This is what is so interesting about Ignivomous; they exist right on the edge of chaos. This is clearly what they love to do, and they are ridiculously good at it, but being right on the edge so much makes it easy for something to collapse under the strain and lose all the brilliance that is there at the best times. The production is so tweaked for adding into the madness that a minor hiccup on the stereo side can completely break it, the band is so fast and so relentless that a mere minute too long without shifting it up can break the interest for the listener, the demands on the listener to actively seek out and absorb the instrumental prowess and unique (in a total worship sort of way) riffing quality leads to a distracted listener or disinterested listener missing out on the whole effect, and the weird thing is I couldn't bring myself to suggest that they changed any of it. It's this commitment to knifes edge brutality and shameless disregard to listeners that makes Contragenesis such a great and refreshing album, and testament to how perfect they've had to get so many elements to make it all come together.
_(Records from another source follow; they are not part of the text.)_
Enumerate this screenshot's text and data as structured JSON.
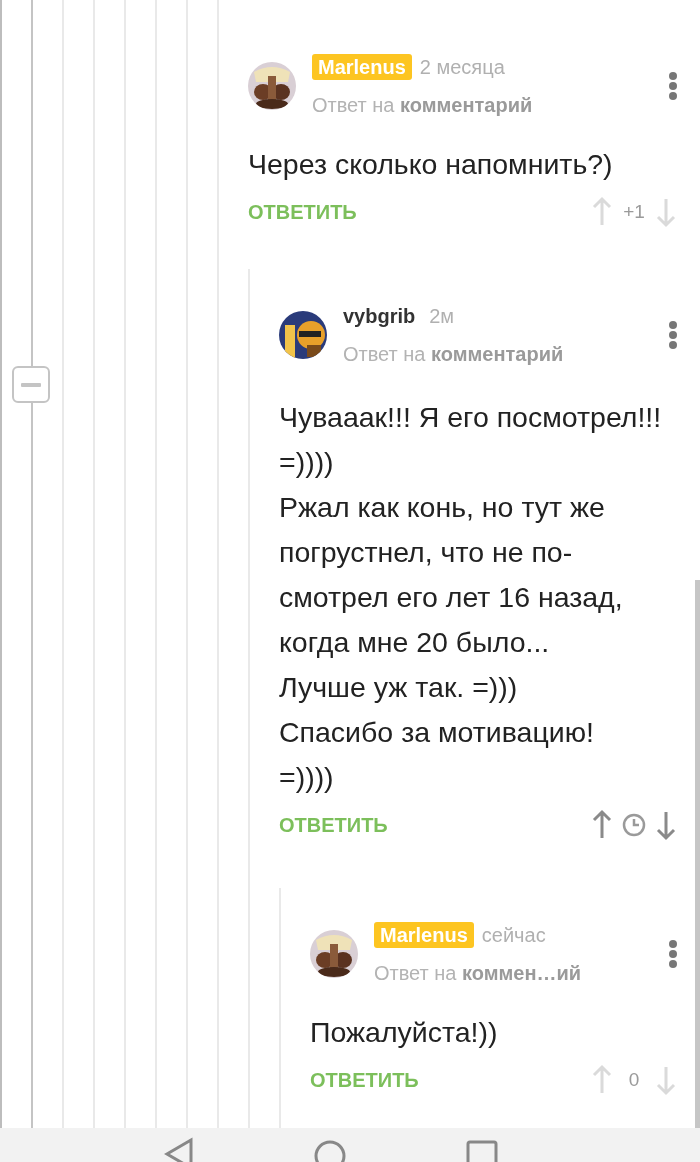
{
  "comments": [
    {
      "author": "Marlenus",
      "is_post_author": true,
      "time": "2 месяца",
      "reply_to": "Ответ на **комментарий**",
      "body": "Через сколько напомнить?)",
      "reply_label": "ОТВЕТИТЬ",
      "rating": {
        "kind": "score",
        "score": "+1",
        "active": false
      }
    },
    {
      "author": "vybgrib",
      "is_post_author": false,
      "time": "2м",
      "reply_to": "Ответ на **комментарий**",
      "body": "Чувааак!!! Я его посмотрел!!! =))))\nРжал как конь, но тут же погрустнел, что не по-смотрел его лет 16 назад, когда мне 20 было...\nЛучше уж так. =)))\nСпасибо за мотивацию!\n=))))",
      "reply_label": "ОТВЕТИТЬ",
      "rating": {
        "kind": "pending",
        "active": true
      }
    },
    {
      "author": "Marlenus",
      "is_post_author": true,
      "time": "сейчас",
      "reply_to": "Ответ на **коммен…ий**",
      "body": "Пожалуйста!))",
      "reply_label": "ОТВЕТИТЬ",
      "rating": {
        "kind": "score",
        "score": "0",
        "active": false
      }
    }
  ]
}
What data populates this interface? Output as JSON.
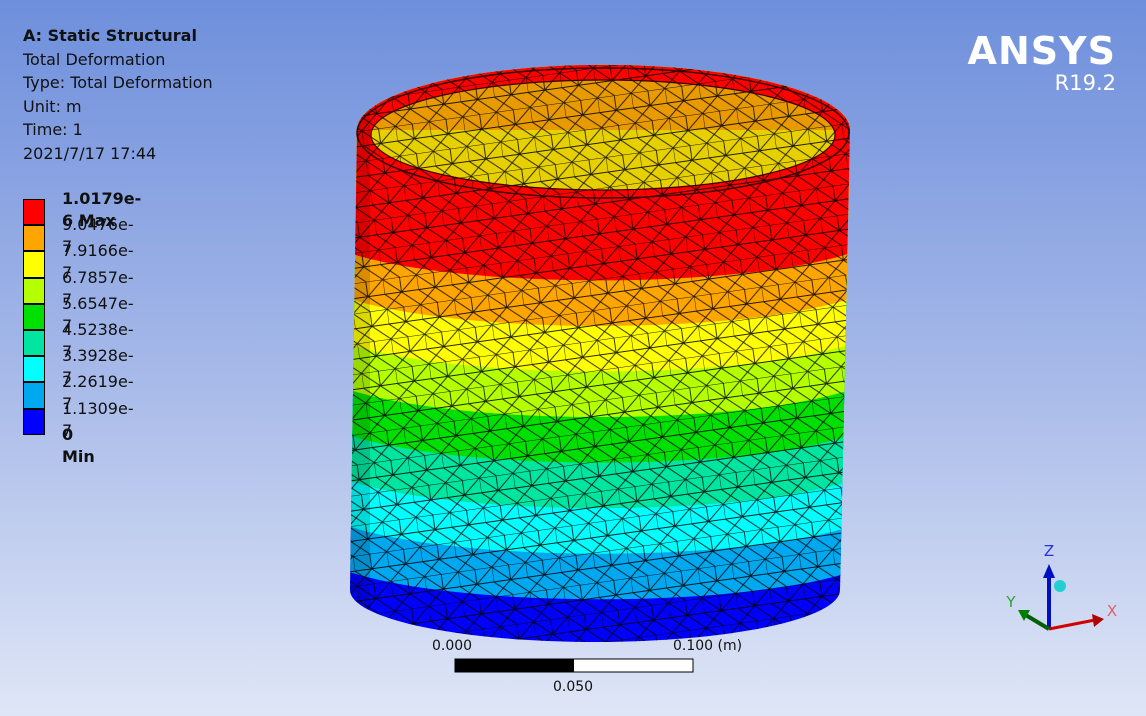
{
  "info": {
    "title": "A: Static Structural",
    "result": "Total Deformation",
    "type": "Type: Total Deformation",
    "unit": "Unit: m",
    "time": "Time: 1",
    "timestamp": "2021/7/17 17:44"
  },
  "legend": [
    {
      "label": "1.0179e-6 Max",
      "color": "#ff0000",
      "bold": true
    },
    {
      "label": "9.0476e-7",
      "color": "#ffa500"
    },
    {
      "label": "7.9166e-7",
      "color": "#ffff00"
    },
    {
      "label": "6.7857e-7",
      "color": "#b4ff00"
    },
    {
      "label": "5.6547e-7",
      "color": "#00e000"
    },
    {
      "label": "4.5238e-7",
      "color": "#00e6a0"
    },
    {
      "label": "3.3928e-7",
      "color": "#00ffff"
    },
    {
      "label": "2.2619e-7",
      "color": "#00a8f0"
    },
    {
      "label": "1.1309e-7",
      "color": "#0000ff"
    },
    {
      "label": "0 Min",
      "bold": true
    }
  ],
  "logo": {
    "name": "ANSYS",
    "version": "R19.2"
  },
  "scale": {
    "left": "0.000",
    "right": "0.100 (m)",
    "mid": "0.050"
  },
  "triad": {
    "x": "X",
    "y": "Y",
    "z": "Z"
  }
}
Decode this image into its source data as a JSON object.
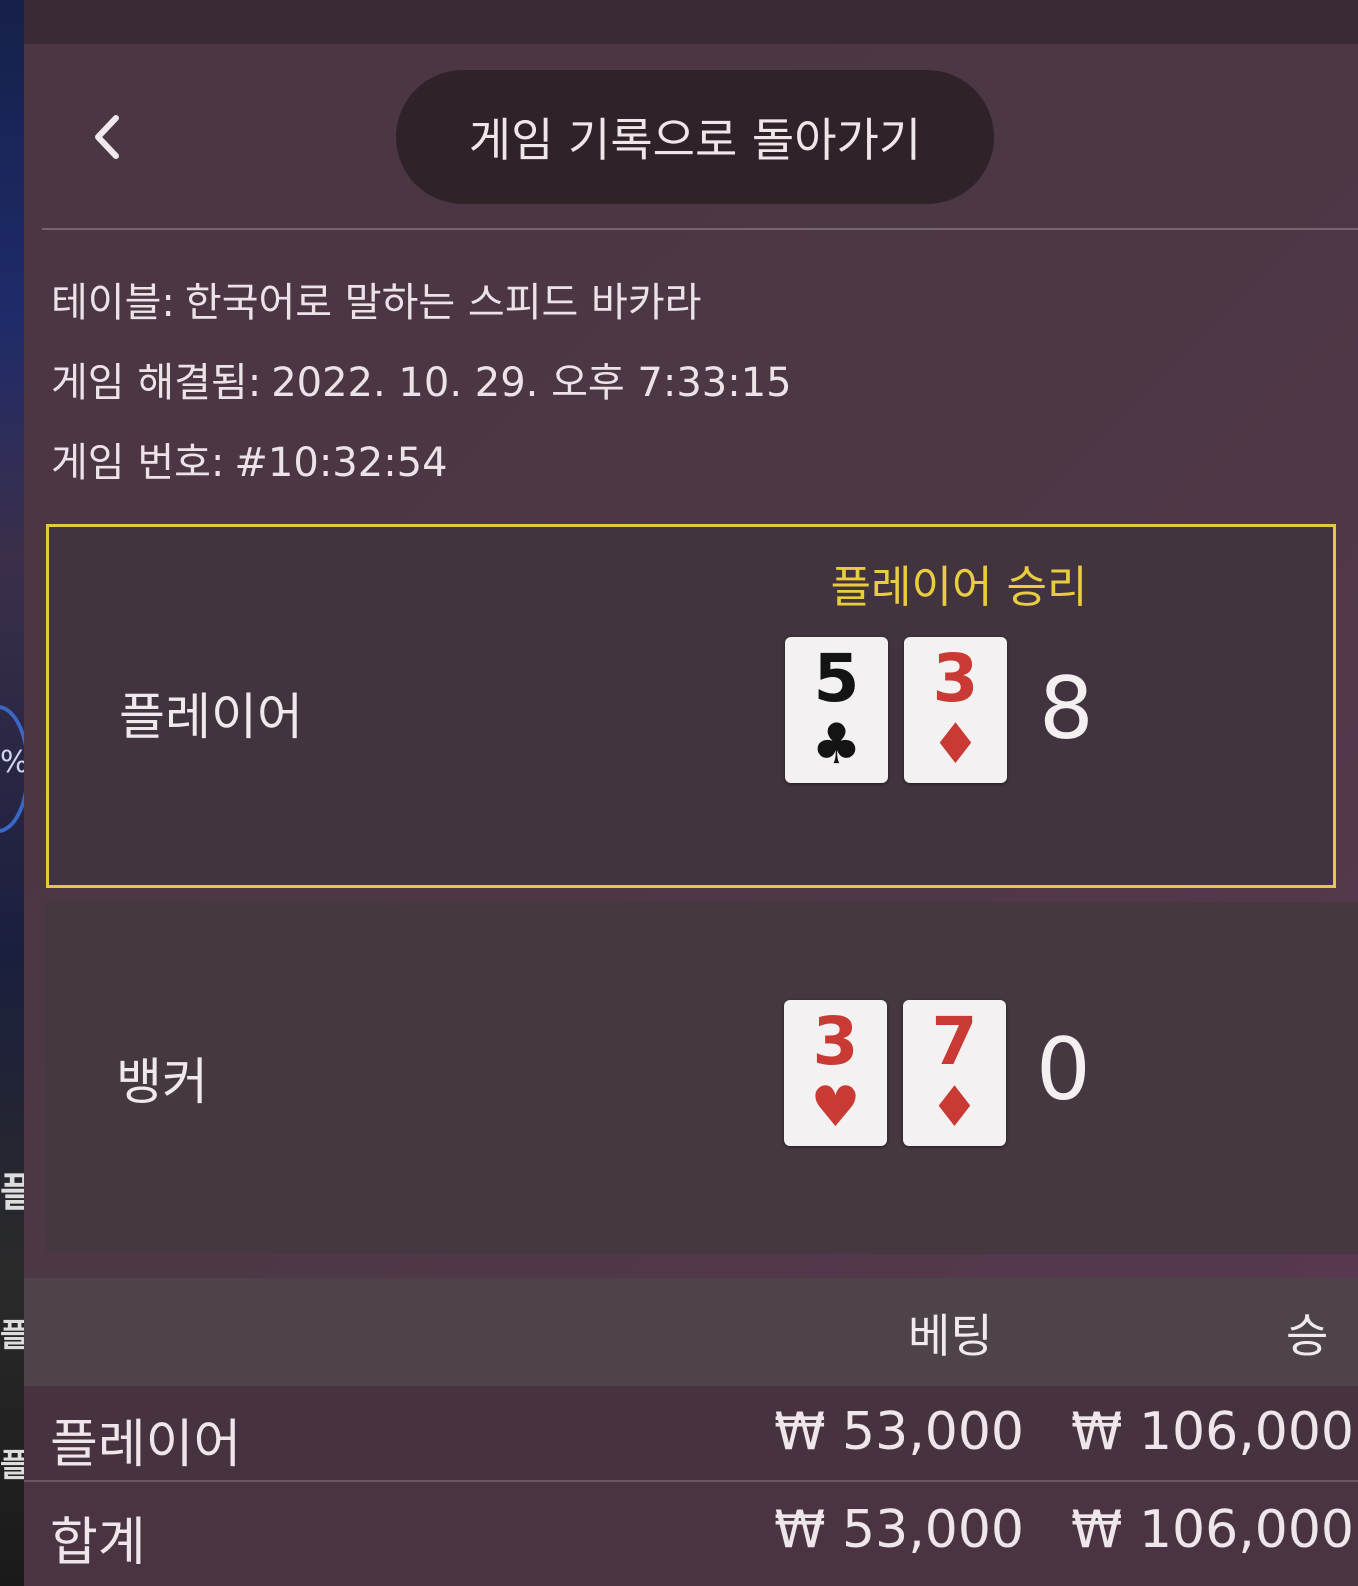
{
  "header": {
    "back_label": "게임 기록으로 돌아가기"
  },
  "info": {
    "table_label": "테이블:",
    "table_value": "한국어로 말하는 스피드 바카라",
    "resolved_label": "게임 해결됨:",
    "resolved_value": "2022. 10. 29. 오후 7:33:15",
    "game_no_label": "게임 번호:",
    "game_no_value": "#10:32:54"
  },
  "player": {
    "label": "플레이어",
    "result": "플레이어 승리",
    "cards": [
      {
        "rank": "5",
        "suit": "♣",
        "color": "#141414"
      },
      {
        "rank": "3",
        "suit": "♦",
        "color": "#c93a34"
      }
    ],
    "score": "8"
  },
  "banker": {
    "label": "뱅커",
    "cards": [
      {
        "rank": "3",
        "suit": "♥",
        "color": "#c93a34"
      },
      {
        "rank": "7",
        "suit": "♦",
        "color": "#c93a34"
      }
    ],
    "score": "0"
  },
  "bets": {
    "columns": [
      "베팅",
      "승"
    ],
    "rows": [
      {
        "name": "플레이어",
        "bet": "₩ 53,000",
        "win": "₩ 106,000"
      },
      {
        "name": "합계",
        "bet": "₩ 53,000",
        "win": "₩ 106,000"
      }
    ]
  },
  "colors": {
    "win_highlight": "#e6c93a",
    "red_suit": "#c93a34",
    "panel_bg": "#4b3643"
  }
}
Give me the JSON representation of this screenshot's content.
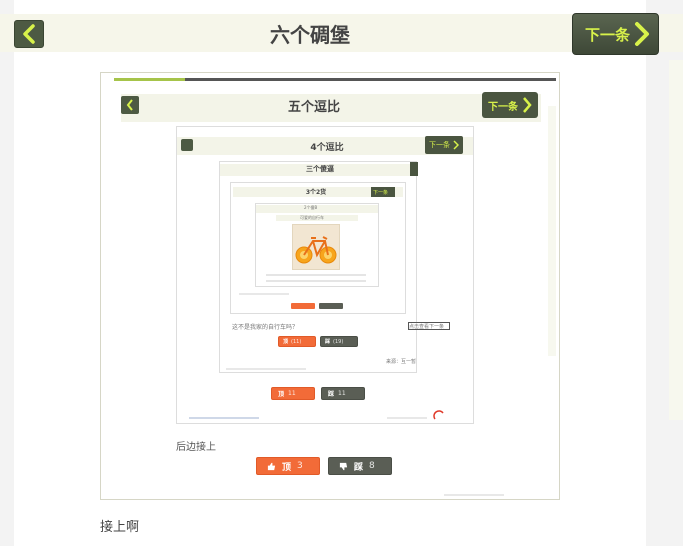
{
  "header": {
    "title": "六个碉堡",
    "next_label": "下一条"
  },
  "screenshot": {
    "level2": {
      "title": "五个逗比",
      "next_label": "下一条",
      "progress": 0.16
    },
    "level3": {
      "title": "4个逗比",
      "next_label": "下一条",
      "caption": "后边接上",
      "up_label": "顶",
      "up_count": "3",
      "down_label": "踩",
      "down_count": "8"
    },
    "level4": {
      "title": "三个傻逼",
      "up_label": "顶",
      "up_count": "11",
      "down_label": "踩",
      "down_count": "11"
    },
    "level5": {
      "title": "3个2货",
      "next_label": "下一条",
      "caption": "这不是我家的自行车吗？",
      "up_label": "顶",
      "up_count": "(11)",
      "down_label": "踩",
      "down_count": "(19)",
      "source": "来源：互一暂",
      "side_label": "点击查看下一条"
    },
    "level6": {
      "title": "2个傻B",
      "sub": "可爱的自行车"
    }
  },
  "footer": {
    "text": "接上啊"
  },
  "colors": {
    "accent_green": "#d8f24a",
    "dark_olive": "#4d5a43",
    "vote_up": "#f26b38",
    "vote_down": "#5a5e55"
  }
}
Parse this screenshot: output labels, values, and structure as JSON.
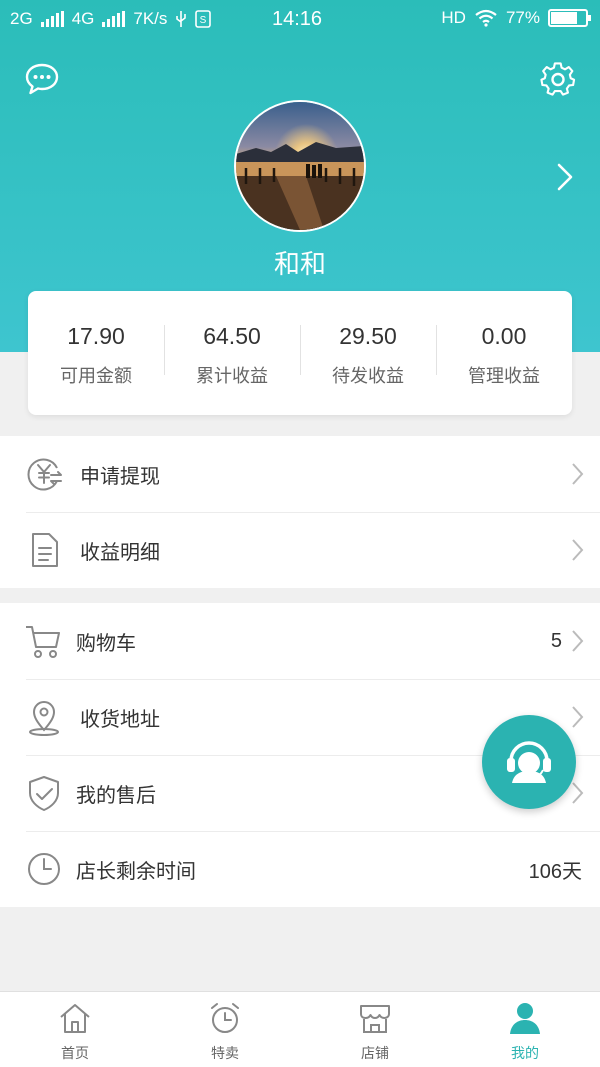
{
  "status_bar": {
    "network1": "2G",
    "network2": "4G",
    "speed": "7K/s",
    "time": "14:16",
    "hd": "HD",
    "battery": "77%"
  },
  "profile": {
    "nickname": "和和"
  },
  "stats": [
    {
      "value": "17.90",
      "label": "可用金额"
    },
    {
      "value": "64.50",
      "label": "累计收益"
    },
    {
      "value": "29.50",
      "label": "待发收益"
    },
    {
      "value": "0.00",
      "label": "管理收益"
    }
  ],
  "group1": [
    {
      "label": "申请提现",
      "icon": "yuan-exchange-icon"
    },
    {
      "label": "收益明细",
      "icon": "document-icon"
    }
  ],
  "group2": [
    {
      "label": "购物车",
      "value": "5",
      "icon": "cart-icon"
    },
    {
      "label": "收货地址",
      "value": "",
      "icon": "location-pin-icon"
    },
    {
      "label": "我的售后",
      "value": "",
      "icon": "shield-check-icon"
    },
    {
      "label": "店长剩余时间",
      "value": "106天",
      "icon": "clock-icon"
    }
  ],
  "tabbar": [
    {
      "label": "首页",
      "icon": "home-icon"
    },
    {
      "label": "特卖",
      "icon": "alarm-clock-icon"
    },
    {
      "label": "店铺",
      "icon": "store-icon"
    },
    {
      "label": "我的",
      "icon": "person-icon",
      "active": true
    }
  ],
  "colors": {
    "accent": "#2bb3b1",
    "header_top": "#2bbdb9",
    "header_bottom": "#3ec5cf"
  }
}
Slow them down and they're probably a step too identical to the original Incantation, not to mention makes them more similar to the masses, ease up on the confronting production and the band would cease to leap out of the speakers and grind broken glass through your skull on a better set up, add in more actively catchy riffs and melodies and the band loses its brutal edge. This album is hateful, speedy, genuinely confronting, and the riffs are top class, and the whole package together is what this band interesting, take out any one element and the whole thing falls apart.